Diurnal birds of prey have excellent vision.
The eyes are proportionally larger than the eyes of other vertebrates, providing larger and sharper visual images.
The retina has more
(the eye's sensory cells) and is one-half to two times as thick as the retina of other vertebrates. More sensory cells mean better visual acuity.
As in humans, the point of sharpest vision is the fovea. Foveae are funnel-like areas of the retina packed with color-perceiving cone cells. Humans have one fovea per eye, while diurnal birds of prey have two.
In addition, many diurnal birds of prey have proportionately more sensory cells in the upper half of the retina. This helps a bird perceive images when looking toward the ground from a perch or when flying. As a consequence, to scan the sky, they must turn their heads upside down.

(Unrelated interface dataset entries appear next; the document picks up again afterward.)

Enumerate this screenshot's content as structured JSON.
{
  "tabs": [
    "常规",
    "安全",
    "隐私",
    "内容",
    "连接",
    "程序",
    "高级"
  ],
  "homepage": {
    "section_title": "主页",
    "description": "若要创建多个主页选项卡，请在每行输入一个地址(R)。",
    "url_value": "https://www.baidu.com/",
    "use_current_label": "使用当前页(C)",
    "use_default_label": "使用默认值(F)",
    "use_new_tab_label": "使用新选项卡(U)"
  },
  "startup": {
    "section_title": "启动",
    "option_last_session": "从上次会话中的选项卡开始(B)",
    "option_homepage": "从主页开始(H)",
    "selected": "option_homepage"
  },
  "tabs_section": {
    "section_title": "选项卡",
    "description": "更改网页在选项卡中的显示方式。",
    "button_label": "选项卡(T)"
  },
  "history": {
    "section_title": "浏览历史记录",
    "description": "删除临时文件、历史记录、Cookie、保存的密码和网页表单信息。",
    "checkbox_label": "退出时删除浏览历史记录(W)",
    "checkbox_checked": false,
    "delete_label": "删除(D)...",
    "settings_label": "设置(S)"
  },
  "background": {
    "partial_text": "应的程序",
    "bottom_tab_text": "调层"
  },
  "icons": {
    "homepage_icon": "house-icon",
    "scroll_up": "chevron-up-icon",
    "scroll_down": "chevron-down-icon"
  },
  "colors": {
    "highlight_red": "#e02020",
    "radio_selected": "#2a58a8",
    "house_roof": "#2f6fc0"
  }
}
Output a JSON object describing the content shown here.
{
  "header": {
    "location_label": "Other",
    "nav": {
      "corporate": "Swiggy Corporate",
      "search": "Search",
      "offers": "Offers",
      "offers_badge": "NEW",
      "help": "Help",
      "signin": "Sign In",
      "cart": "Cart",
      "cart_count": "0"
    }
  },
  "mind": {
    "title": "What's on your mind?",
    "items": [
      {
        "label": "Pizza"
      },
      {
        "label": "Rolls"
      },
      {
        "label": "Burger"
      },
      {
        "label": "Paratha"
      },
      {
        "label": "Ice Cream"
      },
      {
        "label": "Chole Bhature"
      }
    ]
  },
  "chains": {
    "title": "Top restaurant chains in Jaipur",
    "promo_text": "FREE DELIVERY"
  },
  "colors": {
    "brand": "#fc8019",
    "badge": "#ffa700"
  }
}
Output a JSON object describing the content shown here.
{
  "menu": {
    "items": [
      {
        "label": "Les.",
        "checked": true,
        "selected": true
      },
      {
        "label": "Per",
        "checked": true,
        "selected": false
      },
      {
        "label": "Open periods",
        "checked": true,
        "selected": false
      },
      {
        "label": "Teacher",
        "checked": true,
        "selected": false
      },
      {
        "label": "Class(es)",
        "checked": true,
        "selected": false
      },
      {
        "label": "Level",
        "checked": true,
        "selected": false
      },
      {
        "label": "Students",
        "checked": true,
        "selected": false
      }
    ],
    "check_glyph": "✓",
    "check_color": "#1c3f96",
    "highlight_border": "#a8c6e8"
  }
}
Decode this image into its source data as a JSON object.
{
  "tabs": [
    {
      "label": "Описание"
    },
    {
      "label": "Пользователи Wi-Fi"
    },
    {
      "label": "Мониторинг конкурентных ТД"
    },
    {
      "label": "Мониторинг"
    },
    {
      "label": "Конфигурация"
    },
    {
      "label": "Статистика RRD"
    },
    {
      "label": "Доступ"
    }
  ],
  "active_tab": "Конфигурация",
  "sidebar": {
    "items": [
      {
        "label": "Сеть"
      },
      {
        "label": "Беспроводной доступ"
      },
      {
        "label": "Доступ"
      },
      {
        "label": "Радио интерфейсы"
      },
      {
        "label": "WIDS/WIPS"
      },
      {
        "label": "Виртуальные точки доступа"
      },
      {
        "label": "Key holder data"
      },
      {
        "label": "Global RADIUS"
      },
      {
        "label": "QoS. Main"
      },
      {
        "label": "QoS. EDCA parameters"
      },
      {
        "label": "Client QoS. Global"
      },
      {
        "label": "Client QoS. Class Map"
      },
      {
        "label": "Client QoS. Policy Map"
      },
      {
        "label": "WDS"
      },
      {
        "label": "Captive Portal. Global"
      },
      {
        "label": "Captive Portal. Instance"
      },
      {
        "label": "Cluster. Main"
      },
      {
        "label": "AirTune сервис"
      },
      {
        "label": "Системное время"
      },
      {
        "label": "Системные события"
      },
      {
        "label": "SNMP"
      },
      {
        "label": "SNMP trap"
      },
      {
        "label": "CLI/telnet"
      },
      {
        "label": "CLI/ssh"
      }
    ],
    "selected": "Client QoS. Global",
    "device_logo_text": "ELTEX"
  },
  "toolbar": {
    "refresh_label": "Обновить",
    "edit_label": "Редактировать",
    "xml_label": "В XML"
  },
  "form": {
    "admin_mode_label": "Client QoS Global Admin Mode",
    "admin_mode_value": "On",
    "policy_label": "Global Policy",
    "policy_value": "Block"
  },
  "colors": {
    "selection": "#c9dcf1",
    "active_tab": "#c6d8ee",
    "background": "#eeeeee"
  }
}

Like humans, diurnal birds of prey focus on objects through binocular vision (using two eyes to see); but, can easily detect movement at the edges of their viewing range using just one eye.
Diurnal birds of prey are thought to see objects at a distance about the same as or up to three times better than humans. The wedge-tailed eagle (
) can discern objects at a distance twice as far as humans. On the other hand, an American kestrel has visual acuity equal to a human's (Martin, 1987).
Diurnal birds of prey see color, which may play an important role in food identification and reproductive behavior.
Birds have an acute sense of taste. Taste is used to help avoid harmful foods. Sensory receptors inside the bird's mouth detect sweet, salt, sour (acid), and bitter tastes. Sensitivity to each of these tastes differs from species to species.
The importance of smell differs from species to species. Most diurnal birds of prey aren't sensitive to smell. An exception is the turkey vulture, which is able to locate carrion from the air by smell alone (Brooke and Birkhead, 1991).
Scientists feel that birds possess a sense of touch much like humans.